The FDA is also making important strides in implementing food safety legislation.  Its partner agency in the Department of Health and Human Services, the Centers for Disease Control played a very critical role in the response to the H1N1 Virus and I think over time has demonstrated that it’s very much one of the best agencies operating in this space. So I'm hopeful that other agencies can recognize over time that there are basic tools that any government agency can use to improve its performance if it does so smartly and it looks at long range goals.  These tools include professional competence, carefully thinking about promotion paths and its internal culture, figuring out how to develop a sense of connection to the public such that there is an opportunity for input from the public, but also a way of leveraging the expert judgment that we want agencies to have that is difficult for people in the general public to maintain.

Directed / Produced by

Jonathan Fowler & Elizabeth Rodd


Mariano-Florentino "Tino" Cuéllar on a few telling examples of government agencies' ability to learn from their mistakes, and from the successes of outsiders in the public and private sector.

Compelling speakers do these 4 things every single time

The ability to speak clearly, succinctly, and powerfully is easier than you think

Former U.S. President Barack Obama speaks during a Democratic Congressional Campaign Committee rally at the Anaheim Convention Center on September 8, 2018 in Anaheim, California. (Photo by Barbara Davidson/Getty Images)
Personal Growth

The ability to communicate effectively can make or break a person's assessment of your intelligence, competence, and authenticity.

Keep reading Show less

Antimicrobial resistance is a growing threat to good health and well-being

Antimicrobial resistance is growing worldwide, rendering many "work horse" medicines ineffective. Without intervention, drug-resistant pathogens could lead to millions of deaths by 2050. Thankfully, companies like Pfizer are taking action.

Image courtesy of Pfizer.
  • Antimicrobial-resistant pathogens are one of the largest threats to global health today.
  • As we get older, our immune systems age, increasing our risk of life threatening infections. Without reliable antibiotics, life expectancy could decline for the first time in modern history.
  • If antibiotics become ineffective, common infections could result in hospitalization or even death. Life-saving interventions like cancer treatments and organ transplantation would become more difficult, more often resulting in death.

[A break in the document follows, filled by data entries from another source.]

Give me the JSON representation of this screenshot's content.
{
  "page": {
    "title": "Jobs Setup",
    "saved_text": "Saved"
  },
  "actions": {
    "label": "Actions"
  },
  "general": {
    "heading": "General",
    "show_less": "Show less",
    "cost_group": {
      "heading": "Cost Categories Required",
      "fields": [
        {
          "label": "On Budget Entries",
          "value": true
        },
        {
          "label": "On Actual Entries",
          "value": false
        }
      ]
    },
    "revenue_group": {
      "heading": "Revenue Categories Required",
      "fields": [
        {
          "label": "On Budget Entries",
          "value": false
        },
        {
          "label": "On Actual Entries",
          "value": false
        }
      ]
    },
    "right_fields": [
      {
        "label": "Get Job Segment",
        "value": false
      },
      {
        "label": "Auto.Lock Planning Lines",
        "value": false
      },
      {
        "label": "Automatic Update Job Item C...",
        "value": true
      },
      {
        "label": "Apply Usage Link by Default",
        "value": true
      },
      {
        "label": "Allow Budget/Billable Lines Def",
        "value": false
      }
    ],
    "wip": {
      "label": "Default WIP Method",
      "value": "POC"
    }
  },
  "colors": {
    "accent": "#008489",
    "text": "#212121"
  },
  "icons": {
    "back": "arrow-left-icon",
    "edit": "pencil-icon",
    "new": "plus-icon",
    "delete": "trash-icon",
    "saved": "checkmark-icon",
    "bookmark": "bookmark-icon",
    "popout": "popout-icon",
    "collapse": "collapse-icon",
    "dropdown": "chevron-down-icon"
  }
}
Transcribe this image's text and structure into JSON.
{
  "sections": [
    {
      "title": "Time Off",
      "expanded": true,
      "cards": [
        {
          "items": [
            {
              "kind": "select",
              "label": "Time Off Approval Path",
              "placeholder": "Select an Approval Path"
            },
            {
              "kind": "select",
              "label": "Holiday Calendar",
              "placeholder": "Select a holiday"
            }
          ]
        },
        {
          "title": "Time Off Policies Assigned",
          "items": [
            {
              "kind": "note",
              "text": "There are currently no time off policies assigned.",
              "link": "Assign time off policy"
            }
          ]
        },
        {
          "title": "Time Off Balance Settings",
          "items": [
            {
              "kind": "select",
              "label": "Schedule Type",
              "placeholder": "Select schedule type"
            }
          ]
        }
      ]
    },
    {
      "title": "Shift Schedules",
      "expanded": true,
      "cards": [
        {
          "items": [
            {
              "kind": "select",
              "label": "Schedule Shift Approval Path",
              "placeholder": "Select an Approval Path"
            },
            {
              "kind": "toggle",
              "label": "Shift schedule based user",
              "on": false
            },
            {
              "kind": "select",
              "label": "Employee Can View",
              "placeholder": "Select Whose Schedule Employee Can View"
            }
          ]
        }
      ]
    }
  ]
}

Routine procedures would become hard to perform.
  • Without intervention, resistant pathogens could result in 10 million annual deaths by 2050.
  • By taking a multi-faceted approach—inclusive of adherence to good stewardship, surveillance and responsible manufacturing practices, as well as an emphasis on prevention and treatment—companies like Pfizer are fighting to help curb the spread.
Keep reading Show less

A UN-style partition plan for 'red' and 'blue' America

Progressive America would be half as big, but twice as populated as its conservative twin

Image: Dicken Schrader
Strange Maps
  • America's two political tribes have consolidated into 'red' and 'blue' nations, with seemingly irreconcilable differences
  • Perhaps the best way to stop the infighting is to go for a divorce – and give the two nations a country each
  • Based on the UN's partition plan for Israel/Palestine, this proposal provides territorial contiguity and sea access to both 'red' and 'blue' America
Keep reading Show less